**Source data**:
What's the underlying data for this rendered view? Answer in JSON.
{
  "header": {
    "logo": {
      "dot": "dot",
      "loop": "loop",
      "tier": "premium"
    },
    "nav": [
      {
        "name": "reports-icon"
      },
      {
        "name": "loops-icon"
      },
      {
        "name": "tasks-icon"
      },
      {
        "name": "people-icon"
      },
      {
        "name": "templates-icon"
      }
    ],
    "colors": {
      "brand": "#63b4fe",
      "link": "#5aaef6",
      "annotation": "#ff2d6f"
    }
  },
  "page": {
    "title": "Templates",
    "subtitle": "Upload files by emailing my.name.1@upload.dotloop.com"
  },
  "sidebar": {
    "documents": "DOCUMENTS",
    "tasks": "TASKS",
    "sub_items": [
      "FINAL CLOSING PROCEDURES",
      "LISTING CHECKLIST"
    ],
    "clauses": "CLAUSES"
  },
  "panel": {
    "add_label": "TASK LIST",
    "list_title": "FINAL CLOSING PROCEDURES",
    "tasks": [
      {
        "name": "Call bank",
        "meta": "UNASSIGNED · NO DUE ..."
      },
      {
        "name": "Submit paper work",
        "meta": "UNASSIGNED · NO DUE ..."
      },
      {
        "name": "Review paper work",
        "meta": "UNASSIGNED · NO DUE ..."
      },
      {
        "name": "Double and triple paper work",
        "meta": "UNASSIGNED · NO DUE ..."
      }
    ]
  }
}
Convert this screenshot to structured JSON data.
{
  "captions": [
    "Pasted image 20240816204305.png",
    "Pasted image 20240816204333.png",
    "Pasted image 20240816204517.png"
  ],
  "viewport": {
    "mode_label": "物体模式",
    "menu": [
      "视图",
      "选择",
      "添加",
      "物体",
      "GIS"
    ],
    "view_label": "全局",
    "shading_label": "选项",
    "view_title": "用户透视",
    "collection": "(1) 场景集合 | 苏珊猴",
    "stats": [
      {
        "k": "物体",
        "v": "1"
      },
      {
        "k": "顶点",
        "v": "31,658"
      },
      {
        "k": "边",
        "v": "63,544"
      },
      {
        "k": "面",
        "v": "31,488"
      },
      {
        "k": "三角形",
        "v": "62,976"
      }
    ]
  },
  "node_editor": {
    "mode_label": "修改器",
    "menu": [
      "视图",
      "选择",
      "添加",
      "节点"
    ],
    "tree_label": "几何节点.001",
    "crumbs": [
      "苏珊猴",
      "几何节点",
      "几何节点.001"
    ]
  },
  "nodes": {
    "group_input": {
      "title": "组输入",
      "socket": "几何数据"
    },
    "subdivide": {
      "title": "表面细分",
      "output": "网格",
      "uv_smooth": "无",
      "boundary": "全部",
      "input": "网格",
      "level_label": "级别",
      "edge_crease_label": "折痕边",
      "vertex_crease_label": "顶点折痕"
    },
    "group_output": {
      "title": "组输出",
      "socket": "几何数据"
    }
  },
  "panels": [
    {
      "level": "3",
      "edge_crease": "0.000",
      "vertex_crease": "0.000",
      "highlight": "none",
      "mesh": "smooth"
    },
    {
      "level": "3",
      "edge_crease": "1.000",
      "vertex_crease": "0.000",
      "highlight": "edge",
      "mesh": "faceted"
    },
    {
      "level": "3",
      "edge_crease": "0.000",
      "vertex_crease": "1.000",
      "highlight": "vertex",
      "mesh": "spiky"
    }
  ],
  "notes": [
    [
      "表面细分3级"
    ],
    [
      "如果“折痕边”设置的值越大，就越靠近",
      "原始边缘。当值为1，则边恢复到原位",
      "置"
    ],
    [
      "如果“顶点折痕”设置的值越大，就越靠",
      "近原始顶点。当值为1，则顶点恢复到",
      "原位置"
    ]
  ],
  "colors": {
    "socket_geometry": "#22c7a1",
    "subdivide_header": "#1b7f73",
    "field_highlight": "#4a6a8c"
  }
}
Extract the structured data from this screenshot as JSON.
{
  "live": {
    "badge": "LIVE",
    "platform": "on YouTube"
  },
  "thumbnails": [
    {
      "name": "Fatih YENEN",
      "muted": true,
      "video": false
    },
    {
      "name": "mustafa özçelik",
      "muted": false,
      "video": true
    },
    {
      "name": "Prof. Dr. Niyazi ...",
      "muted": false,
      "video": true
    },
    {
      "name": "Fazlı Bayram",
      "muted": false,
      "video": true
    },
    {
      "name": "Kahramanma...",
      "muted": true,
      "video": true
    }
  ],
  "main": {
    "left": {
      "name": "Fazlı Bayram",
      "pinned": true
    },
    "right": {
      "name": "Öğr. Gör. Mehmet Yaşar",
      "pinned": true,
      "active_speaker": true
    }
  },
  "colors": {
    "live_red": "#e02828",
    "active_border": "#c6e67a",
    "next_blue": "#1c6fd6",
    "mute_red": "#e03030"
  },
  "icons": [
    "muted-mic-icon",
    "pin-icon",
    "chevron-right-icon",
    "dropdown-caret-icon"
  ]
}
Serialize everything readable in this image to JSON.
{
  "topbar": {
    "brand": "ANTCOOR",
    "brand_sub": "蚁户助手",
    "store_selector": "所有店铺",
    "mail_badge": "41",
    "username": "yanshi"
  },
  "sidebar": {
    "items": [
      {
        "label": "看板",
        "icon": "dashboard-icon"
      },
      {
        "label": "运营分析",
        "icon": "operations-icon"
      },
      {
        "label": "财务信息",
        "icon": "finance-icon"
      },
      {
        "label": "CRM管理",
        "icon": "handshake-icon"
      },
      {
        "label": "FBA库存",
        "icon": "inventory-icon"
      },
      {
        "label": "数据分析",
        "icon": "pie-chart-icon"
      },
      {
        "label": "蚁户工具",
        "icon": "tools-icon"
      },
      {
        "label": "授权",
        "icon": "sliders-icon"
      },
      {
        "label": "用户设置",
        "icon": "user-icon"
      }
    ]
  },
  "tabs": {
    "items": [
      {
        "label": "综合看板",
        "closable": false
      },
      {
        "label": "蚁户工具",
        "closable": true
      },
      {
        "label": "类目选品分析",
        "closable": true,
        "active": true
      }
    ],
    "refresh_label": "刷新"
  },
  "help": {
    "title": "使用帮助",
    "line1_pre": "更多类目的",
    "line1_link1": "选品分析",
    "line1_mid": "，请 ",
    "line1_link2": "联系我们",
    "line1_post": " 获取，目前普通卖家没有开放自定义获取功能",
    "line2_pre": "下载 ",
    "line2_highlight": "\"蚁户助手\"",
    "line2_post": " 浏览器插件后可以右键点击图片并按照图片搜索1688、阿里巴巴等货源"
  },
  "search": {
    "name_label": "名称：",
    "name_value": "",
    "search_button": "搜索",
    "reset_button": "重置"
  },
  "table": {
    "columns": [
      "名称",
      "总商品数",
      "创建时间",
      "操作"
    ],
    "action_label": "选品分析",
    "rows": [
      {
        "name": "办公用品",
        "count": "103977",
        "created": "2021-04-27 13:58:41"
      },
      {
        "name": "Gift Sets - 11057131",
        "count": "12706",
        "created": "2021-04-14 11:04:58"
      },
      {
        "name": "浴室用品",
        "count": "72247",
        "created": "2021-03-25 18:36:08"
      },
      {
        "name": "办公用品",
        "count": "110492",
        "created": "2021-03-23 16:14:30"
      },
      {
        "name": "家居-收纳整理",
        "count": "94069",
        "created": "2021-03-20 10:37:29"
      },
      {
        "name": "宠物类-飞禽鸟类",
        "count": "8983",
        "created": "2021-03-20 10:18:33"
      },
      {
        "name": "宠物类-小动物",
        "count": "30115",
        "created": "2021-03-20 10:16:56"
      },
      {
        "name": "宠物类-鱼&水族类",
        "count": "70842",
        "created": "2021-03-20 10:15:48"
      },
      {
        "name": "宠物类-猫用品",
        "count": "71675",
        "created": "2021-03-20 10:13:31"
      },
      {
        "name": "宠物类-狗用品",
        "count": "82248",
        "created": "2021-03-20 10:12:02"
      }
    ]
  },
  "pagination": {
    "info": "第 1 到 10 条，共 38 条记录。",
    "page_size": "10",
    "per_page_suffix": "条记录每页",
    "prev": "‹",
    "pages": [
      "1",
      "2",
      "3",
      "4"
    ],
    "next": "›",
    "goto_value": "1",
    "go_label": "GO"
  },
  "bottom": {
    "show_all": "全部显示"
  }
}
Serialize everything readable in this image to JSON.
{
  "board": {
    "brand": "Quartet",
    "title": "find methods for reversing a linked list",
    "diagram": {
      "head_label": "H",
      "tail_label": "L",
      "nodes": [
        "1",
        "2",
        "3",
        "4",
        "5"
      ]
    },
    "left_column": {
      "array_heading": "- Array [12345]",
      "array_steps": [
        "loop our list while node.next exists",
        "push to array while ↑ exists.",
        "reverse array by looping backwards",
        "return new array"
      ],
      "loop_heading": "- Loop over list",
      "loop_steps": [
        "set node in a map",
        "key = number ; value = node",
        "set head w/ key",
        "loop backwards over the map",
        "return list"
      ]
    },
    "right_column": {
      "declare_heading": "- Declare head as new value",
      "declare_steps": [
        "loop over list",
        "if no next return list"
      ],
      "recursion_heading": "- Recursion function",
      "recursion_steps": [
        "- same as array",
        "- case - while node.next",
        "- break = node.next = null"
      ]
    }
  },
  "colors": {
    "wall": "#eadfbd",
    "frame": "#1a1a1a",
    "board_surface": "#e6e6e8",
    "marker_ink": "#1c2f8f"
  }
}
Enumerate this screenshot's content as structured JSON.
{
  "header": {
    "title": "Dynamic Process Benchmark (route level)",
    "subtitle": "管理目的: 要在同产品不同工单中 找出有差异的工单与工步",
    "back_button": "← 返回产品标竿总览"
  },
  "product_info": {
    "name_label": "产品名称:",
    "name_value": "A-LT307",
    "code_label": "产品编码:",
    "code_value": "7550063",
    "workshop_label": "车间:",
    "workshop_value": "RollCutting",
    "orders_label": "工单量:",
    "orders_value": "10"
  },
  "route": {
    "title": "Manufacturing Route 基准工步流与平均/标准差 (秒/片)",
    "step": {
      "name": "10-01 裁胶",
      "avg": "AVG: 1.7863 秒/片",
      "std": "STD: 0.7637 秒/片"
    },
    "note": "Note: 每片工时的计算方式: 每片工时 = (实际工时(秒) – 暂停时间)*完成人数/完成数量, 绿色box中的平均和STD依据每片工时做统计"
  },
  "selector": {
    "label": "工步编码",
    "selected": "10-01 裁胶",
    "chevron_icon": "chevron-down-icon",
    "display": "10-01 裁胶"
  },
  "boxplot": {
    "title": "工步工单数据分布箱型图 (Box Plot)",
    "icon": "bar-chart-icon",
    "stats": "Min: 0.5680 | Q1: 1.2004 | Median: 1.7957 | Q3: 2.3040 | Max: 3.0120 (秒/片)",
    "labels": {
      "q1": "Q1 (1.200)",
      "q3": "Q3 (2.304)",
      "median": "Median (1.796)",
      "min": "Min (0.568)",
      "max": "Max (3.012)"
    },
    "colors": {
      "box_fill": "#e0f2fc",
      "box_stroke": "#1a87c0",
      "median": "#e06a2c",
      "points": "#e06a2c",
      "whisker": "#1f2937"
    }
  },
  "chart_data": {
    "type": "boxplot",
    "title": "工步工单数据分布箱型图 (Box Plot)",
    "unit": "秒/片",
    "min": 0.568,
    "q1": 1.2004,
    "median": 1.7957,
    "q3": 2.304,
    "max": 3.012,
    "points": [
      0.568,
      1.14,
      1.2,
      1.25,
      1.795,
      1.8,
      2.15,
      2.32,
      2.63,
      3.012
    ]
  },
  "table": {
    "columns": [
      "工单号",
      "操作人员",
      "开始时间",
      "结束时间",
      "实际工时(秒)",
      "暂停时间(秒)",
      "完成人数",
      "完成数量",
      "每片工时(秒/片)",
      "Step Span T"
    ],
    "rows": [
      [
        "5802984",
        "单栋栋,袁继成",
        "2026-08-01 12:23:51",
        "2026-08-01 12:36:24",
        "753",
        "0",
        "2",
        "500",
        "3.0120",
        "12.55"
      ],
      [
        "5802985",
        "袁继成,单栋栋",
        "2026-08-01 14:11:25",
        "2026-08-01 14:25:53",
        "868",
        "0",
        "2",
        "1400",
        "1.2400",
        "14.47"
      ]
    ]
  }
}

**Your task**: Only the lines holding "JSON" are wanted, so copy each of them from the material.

**Response area**:
What's the underlying data for this rendered view? Answer in JSON.
Convert this screenshot to structured JSON data.
Extract the structured data from this screenshot as JSON.
Serialize everything readable in this image to JSON.
Serialize everything readable in this image to JSON.
Enumerate this screenshot's content as structured JSON.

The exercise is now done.